While it would be great for day-one or even day-90 readiness, it's just not always feasible. Too many hats, too many hurdles.
Please give us control over all software updates from MDM!

We usually have a lot of issues every year with Antivirus agents. We can’t have Macs not receiving Security Updates because deferring a major upgrade implies deferring all updates... I know, we can change the antivirus for something else but companies take a lot of decisions and those take time...
Please file feedback and reach out to your extended Apple support contacts. The installation team is aware of this request and values your feedback.
Since it took almost one year to get Catalina stable enough to deploy (10.15.5) 90 days are way to short. Apple needs to rethink this strategy or amplify the development and hire more programmers that do the testing, not rely on the users to find the bugs.
This is an issue for us as well. Some of our managed devices are in labs and because of timescales we tend to deploy the current OS in Aug. The new OS releases in Sep but we cannot upgrade during the academic year so must wait until the following Aug. It's vital that we can install point releases to ensure security during the year.

I completely agree with the proposal from the OP. Split the deferrals into major & minor releases. This would allow point releases to be installed swiftly (after testing) and major releases to be deferred until we could upgrade the labs during the defined point in the academic year.

Our service relies on software being consistent (aside from security fixes etc) as course notes are tailored to an agreed software deployment.
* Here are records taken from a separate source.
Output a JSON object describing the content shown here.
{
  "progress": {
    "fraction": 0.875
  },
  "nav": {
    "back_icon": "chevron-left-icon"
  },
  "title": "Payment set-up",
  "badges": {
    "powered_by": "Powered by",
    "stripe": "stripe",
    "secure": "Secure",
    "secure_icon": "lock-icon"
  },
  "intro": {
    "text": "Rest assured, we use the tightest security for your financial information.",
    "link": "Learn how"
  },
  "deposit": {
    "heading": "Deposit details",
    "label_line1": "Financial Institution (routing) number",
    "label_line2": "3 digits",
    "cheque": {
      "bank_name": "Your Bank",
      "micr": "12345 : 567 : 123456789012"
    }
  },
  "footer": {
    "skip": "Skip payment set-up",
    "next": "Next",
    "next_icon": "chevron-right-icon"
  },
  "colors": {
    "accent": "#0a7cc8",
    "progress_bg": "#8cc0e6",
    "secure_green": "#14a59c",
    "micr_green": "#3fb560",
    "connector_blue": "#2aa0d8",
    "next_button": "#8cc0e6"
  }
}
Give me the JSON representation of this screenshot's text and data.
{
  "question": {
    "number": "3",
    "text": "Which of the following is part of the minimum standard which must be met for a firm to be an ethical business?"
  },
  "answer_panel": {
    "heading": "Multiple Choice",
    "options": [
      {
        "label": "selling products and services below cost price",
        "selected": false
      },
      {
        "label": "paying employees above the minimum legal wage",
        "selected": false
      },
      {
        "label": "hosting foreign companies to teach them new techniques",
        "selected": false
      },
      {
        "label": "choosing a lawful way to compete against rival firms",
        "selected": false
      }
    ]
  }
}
Personally I 'd prefer to be running the latest OS sooner but Apple's release schedule does not work well with the academic year.
We had to delay recommending Catalina due to incompatibility with widely used scientific software (SPSS, MathType), and our on premises backup solution (IBM Spectrum Protect), all of which took more than 90 days to reach compatibility. This pattern was not unique to Catalina and I would be surprised if it is any different with Big Sur. If our long-time users of software such as SPSS lost access due to enforced updates, they would have no option but to switch to an operating system that offered more granular control (Windows or Linux).
I have filed feedback on this with both the Feedback Assistant and via our AppleCare Enterprise Agreement. This most definitely needs to be two separate MDM payloads, one for normal point updates, and one for major version macOS updates. Based on the response that I have received, Apple knows that this needs to be separated. Keep filing that feedback!